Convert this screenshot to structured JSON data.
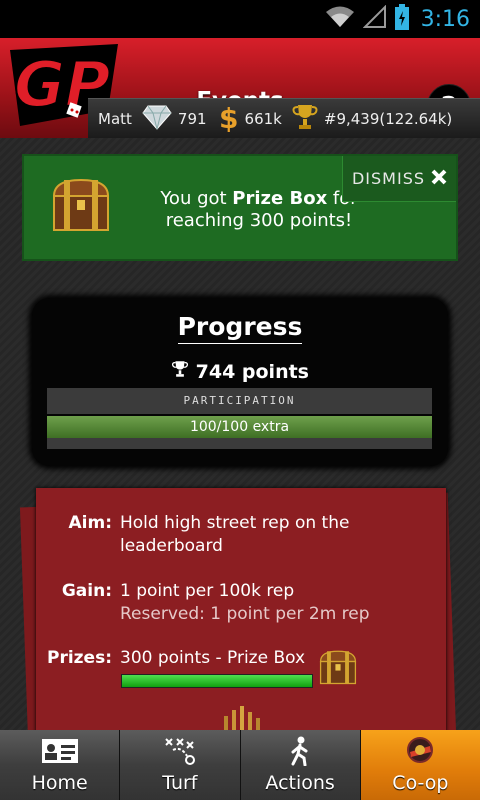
{
  "status_bar": {
    "time": "3:16"
  },
  "header": {
    "title": "Events",
    "help_label": "?",
    "logo_text": "GP"
  },
  "stats": {
    "username": "Matt",
    "diamonds": "791",
    "cash": "661k",
    "rank": "#9,439(122.64k)"
  },
  "banner": {
    "text_prefix": "You got ",
    "prize_name": "Prize Box",
    "text_suffix": " for reaching 300 points!",
    "dismiss_label": "DISMISS"
  },
  "progress": {
    "title": "Progress",
    "points": "744 points",
    "participation_label": "PARTICIPATION",
    "participation_value": "100/100 extra",
    "participation_fraction": 1.0
  },
  "event": {
    "aim_label": "Aim:",
    "aim_value": "Hold high street rep on the leaderboard",
    "gain_label": "Gain:",
    "gain_value": "1 point per 100k rep",
    "gain_reserved": "Reserved: 1 point per 2m rep",
    "prizes_label": "Prizes:",
    "prizes_value": "300 points - Prize Box",
    "prize_progress_fraction": 1.0
  },
  "nav": {
    "home": "Home",
    "turf": "Turf",
    "actions": "Actions",
    "coop": "Co-op"
  },
  "colors": {
    "header_red": "#d81f2a",
    "banner_green": "#1e6b22",
    "card_red": "#8c1e22",
    "nav_active": "#f7a21a",
    "status_time": "#33b5e5"
  }
}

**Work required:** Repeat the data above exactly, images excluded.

**Result of the exercise:**
Convert this screenshot to structured JSON data.
{
  "status_bar": {
    "time": "3:16"
  },
  "header": {
    "title": "Events",
    "help_label": "?",
    "logo_text": "GP"
  },
  "stats": {
    "username": "Matt",
    "diamonds": "791",
    "cash": "661k",
    "rank": "#9,439(122.64k)"
  },
  "banner": {
    "text_prefix": "You got ",
    "prize_name": "Prize Box",
    "text_suffix": " for reaching 300 points!",
    "dismiss_label": "DISMISS"
  },
  "progress": {
    "title": "Progress",
    "points": "744 points",
    "participation_label": "PARTICIPATION",
    "participation_value": "100/100 extra",
    "participation_fraction": 1.0
  },
  "event": {
    "aim_label": "Aim:",
    "aim_value": "Hold high street rep on the leaderboard",
    "gain_label": "Gain:",
    "gain_value": "1 point per 100k rep",
    "gain_reserved": "Reserved: 1 point per 2m rep",
    "prizes_label": "Prizes:",
    "prizes_value": "300 points - Prize Box",
    "prize_progress_fraction": 1.0
  },
  "nav": {
    "home": "Home",
    "turf": "Turf",
    "actions": "Actions",
    "coop": "Co-op"
  },
  "colors": {
    "header_red": "#d81f2a",
    "banner_green": "#1e6b22",
    "card_red": "#8c1e22",
    "nav_active": "#f7a21a",
    "status_time": "#33b5e5"
  }
}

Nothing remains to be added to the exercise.